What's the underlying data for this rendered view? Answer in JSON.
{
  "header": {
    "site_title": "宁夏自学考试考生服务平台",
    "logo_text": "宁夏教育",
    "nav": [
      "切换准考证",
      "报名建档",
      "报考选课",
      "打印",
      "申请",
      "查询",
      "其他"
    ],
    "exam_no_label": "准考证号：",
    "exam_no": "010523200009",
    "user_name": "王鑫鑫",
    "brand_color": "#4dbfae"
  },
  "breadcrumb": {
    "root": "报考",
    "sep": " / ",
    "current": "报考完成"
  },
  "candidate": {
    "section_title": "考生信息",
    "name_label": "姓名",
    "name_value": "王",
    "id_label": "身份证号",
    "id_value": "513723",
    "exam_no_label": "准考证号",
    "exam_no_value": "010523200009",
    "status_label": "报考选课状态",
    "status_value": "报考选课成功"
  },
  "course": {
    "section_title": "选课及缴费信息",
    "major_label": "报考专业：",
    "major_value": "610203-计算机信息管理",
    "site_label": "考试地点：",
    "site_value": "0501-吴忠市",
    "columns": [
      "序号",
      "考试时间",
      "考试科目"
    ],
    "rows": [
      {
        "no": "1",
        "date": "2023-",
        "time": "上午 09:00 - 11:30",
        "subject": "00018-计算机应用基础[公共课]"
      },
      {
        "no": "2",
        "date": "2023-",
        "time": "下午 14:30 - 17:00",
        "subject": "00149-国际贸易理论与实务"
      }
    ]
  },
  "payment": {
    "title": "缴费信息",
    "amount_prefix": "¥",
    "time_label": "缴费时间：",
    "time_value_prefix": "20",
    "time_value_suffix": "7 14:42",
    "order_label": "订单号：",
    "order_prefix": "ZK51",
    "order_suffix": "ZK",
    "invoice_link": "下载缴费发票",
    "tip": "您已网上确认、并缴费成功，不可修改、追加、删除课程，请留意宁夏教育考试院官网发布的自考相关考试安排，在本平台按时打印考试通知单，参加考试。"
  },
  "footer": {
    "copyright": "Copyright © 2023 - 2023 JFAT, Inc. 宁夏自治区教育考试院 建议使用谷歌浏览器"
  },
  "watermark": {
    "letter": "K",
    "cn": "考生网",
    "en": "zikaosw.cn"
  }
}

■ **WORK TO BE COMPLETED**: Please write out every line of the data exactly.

■ **THE COMPLETED TASK**:
What's the underlying data for this rendered view? Answer in JSON.
{
  "header": {
    "site_title": "宁夏自学考试考生服务平台",
    "logo_text": "宁夏教育",
    "nav": [
      "切换准考证",
      "报名建档",
      "报考选课",
      "打印",
      "申请",
      "查询",
      "其他"
    ],
    "exam_no_label": "准考证号：",
    "exam_no": "010523200009",
    "user_name": "王鑫鑫",
    "brand_color": "#4dbfae"
  },
  "breadcrumb": {
    "root": "报考",
    "sep": " / ",
    "current": "报考完成"
  },
  "candidate": {
    "section_title": "考生信息",
    "name_label": "姓名",
    "name_value": "王",
    "id_label": "身份证号",
    "id_value": "513723",
    "exam_no_label": "准考证号",
    "exam_no_value": "010523200009",
    "status_label": "报考选课状态",
    "status_value": "报考选课成功"
  },
  "course": {
    "section_title": "选课及缴费信息",
    "major_label": "报考专业：",
    "major_value": "610203-计算机信息管理",
    "site_label": "考试地点：",
    "site_value": "0501-吴忠市",
    "columns": [
      "序号",
      "考试时间",
      "考试科目"
    ],
    "rows": [
      {
        "no": "1",
        "date": "2023-",
        "time": "上午 09:00 - 11:30",
        "subject": "00018-计算机应用基础[公共课]"
      },
      {
        "no": "2",
        "date": "2023-",
        "time": "下午 14:30 - 17:00",
        "subject": "00149-国际贸易理论与实务"
      }
    ]
  },
  "payment": {
    "title": "缴费信息",
    "amount_prefix": "¥",
    "time_label": "缴费时间：",
    "time_value_prefix": "20",
    "time_value_suffix": "7 14:42",
    "order_label": "订单号：",
    "order_prefix": "ZK51",
    "order_suffix": "ZK",
    "invoice_link": "下载缴费发票",
    "tip": "您已网上确认、并缴费成功，不可修改、追加、删除课程，请留意宁夏教育考试院官网发布的自考相关考试安排，在本平台按时打印考试通知单，参加考试。"
  },
  "footer": {
    "copyright": "Copyright © 2023 - 2023 JFAT, Inc. 宁夏自治区教育考试院 建议使用谷歌浏览器"
  },
  "watermark": {
    "letter": "K",
    "cn": "考生网",
    "en": "zikaosw.cn"
  }
}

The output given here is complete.